I should point out that the chap in the photo (ATC man) has the world’s biggest job: everyone and their uncle calls and radios in and, on this occasion, he was on his own in the Tower. Even with all that on his plate he took care of us and made sure we were out of the weather while he stopped people from crashing into other people in flapping things. We (both me and Nathan) were extremely grateful. Thank you unknown blue t-shirt wearing nice chap.
We ate our breakfast, watched the marvel of a large helicopter taking off and filled up with some tasty UL91 over the course of about an hour, then set off again. I left the cowling flap shut and got the temps up nice and high to make sure everything was dried out. I had opened her up and checked things over but could only see the marvel of a 30-hour engine shining back at me. We took off rather uneventfully and headed back into what was still a bit of a rough day. Within my limits but not a day I would have chosen to fly had it not been for the urge to get home. That’s one of my key takeaways from this: leaving the plane there and returning in a couple of days would have been a faff but the better option. I’m not sure what drives everyone else but sometimes I make the wrong decisions and nearly always these “Swiss Cheese” events are a hunger not to have to admit defeat.

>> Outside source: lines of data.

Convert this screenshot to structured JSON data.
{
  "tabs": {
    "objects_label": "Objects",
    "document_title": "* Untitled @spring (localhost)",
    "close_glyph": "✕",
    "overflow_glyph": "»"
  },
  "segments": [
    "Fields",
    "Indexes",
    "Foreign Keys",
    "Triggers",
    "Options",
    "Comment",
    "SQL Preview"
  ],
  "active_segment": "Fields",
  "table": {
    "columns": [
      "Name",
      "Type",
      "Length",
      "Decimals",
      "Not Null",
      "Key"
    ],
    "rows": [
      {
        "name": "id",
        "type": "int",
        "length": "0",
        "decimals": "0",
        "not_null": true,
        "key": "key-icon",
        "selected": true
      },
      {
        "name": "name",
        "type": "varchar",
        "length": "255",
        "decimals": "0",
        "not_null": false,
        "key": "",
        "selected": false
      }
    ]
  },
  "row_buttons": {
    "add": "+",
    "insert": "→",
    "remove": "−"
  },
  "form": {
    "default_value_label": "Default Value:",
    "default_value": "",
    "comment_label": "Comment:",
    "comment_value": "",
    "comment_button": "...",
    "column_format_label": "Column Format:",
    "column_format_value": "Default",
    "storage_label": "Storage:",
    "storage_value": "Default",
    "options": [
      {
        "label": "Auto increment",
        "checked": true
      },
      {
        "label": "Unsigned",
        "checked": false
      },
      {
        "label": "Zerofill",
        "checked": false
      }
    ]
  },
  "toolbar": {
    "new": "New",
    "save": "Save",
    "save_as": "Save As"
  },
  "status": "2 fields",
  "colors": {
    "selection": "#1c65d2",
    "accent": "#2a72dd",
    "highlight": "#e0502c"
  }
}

Flying back into that weather was perfectly alright; it was a bit moist but perfectly safe. What I hadn’t calculated for was the cumulation of events that followed. Just before we passed by Cosford things started to get a bit sketchy; the cloud base now was at 1600ft, still VFR but certainly on its limit. To make matters worse a plane seemed intent on flying straight at us. He was above us, so in the cloud and, from the looks of his “Pilot aware box surely could see us” I bleated to Nathan. We had strayed as far right in an attempt to get out of his way as we could, but he was still coming at us, and with less than a football pitch away was only 3ft above Nathan.